One thing cannot be contested - the look and feel of Dynamics CRM 2013 is genuinely different than its predecessors (2011 and 4.0). The Metro style and the new top ribbon navigation sets 2013 apart, and also...opens up some major UX (User Experience) questions for debate. Different? - yes. Better UX? - the jury is still out.

I posted this question on the Dynamics CRM LinkedIn group here, and got a flurry of responses, which included those who are happy with the new navigation, to those who find it harder to use, or certainly to get used to. Much was made about the number of clicks required to reach specific inner pages (e.g. Marketing Lists, even Leads and Contacts), with some saying that while the navigation is sleeker, nobody wants to have extra clicks to get where they are going.

In some ways, we can compare the shift in design to the major shift that was introduced going from Windows 7 to Windows 8 (an even greater leap than CRM 2011 to 2013). Coming a year after Windows 8, I think that the Dynamics CRM team has learned to take a more gradual, less radical approach to UX change. While many took days if not weeks to get used to Windows 8, nearly all of our CRM users adjusted to Dynamics CRM 2013 without a single call for help or support. I'm sure that it took a few minutes or even hours to adjust, but adjust they did, and we haven't had any serious complaints. I did take care to send a short step by step guide with screenshots to help them digest the new interface quickly, and that may have helped.

OK, so now that my users are used to it, or at least know how to use it, now that I know how to use it, what is the verdict? Different - certainly. Worse - I can't say that. Better....? Still not sure.

I think in order to define if the UX is better, we need to split the answer up into a few categories.

A. Look

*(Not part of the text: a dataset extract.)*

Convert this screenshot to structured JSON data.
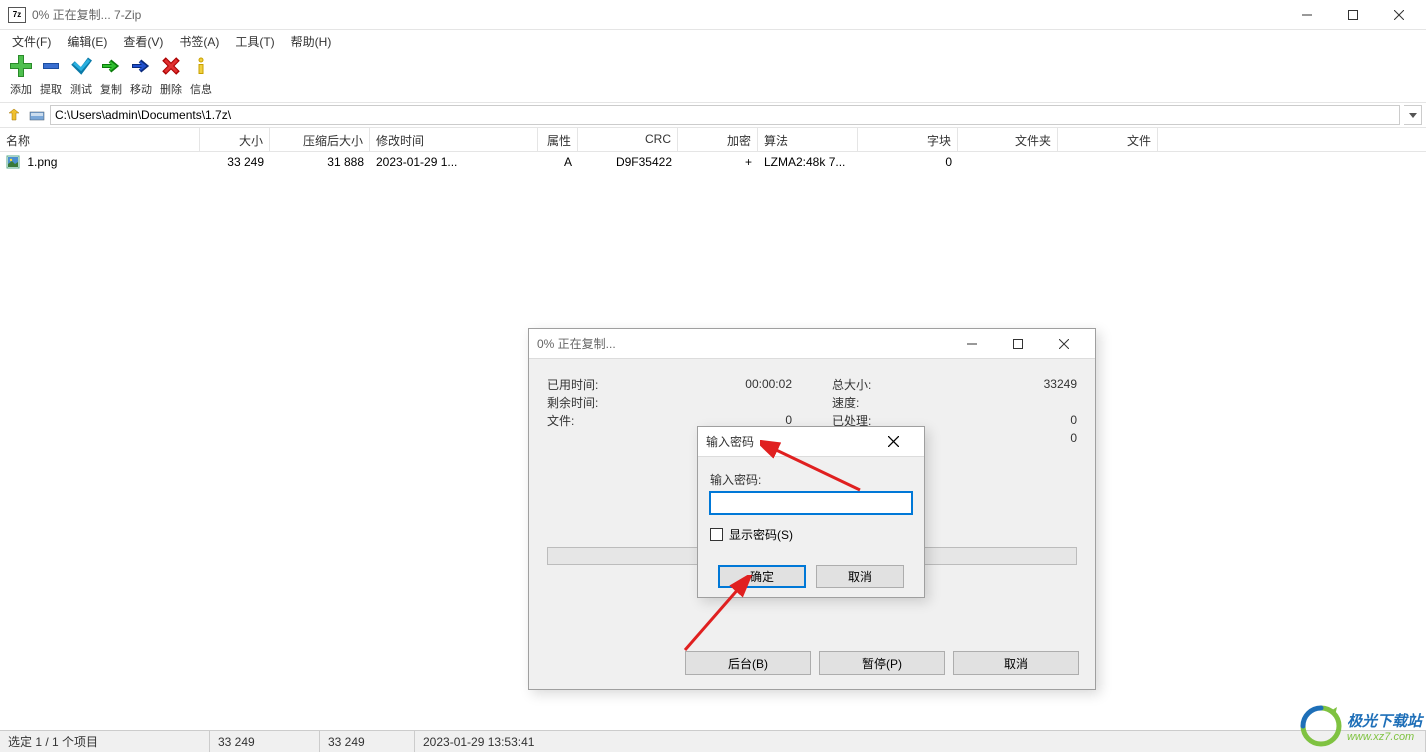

You can't really look at CRM 2013 and say it doesn't look more modern. It just does. The look has improved. Undeniably. It looks like a modern, leading application.

B. Feel

Not bad. I feel that the overall feel has undergone an improvement. Things seem to move better, faster, more fluidly. Something has changed, and for the better. There are some new glitches, but more than twice as many old glitches have been solved, so I can't really complain.

C. Ease

Here I must be honest and say that the new GUI is just not quite as easy to use, especially the navigation. It simply takes me longer to get where I need to go than before, even now that I know how to get there. Does A. and B. compensate me sufficiently for C? I'm about 50-50 on that.

So there's the breakdown. Many have questioned the need to change for the sake of change itself. But it's a legitimate need. If your application is static, it will eventually become extinct. Life is change, and people expect change even when there is a questionable need for it. And as long as you're changing, you may as well improve. By the way, you're welcome to see some examples of how to improve UX from our post on designing web forms for better UX.

Ah, but we forgot D. - Does it work? Mainly, I breathed a sigh of relief to see that all our functionality and customizations remained intact after the upgrade to CRM 2013. And that's really what matters to us most - isn't it?

I wonder what change 2014 / 2015 will bring...?

Eli Stutz

Head of Knowledge and Collaboration, PNMsoft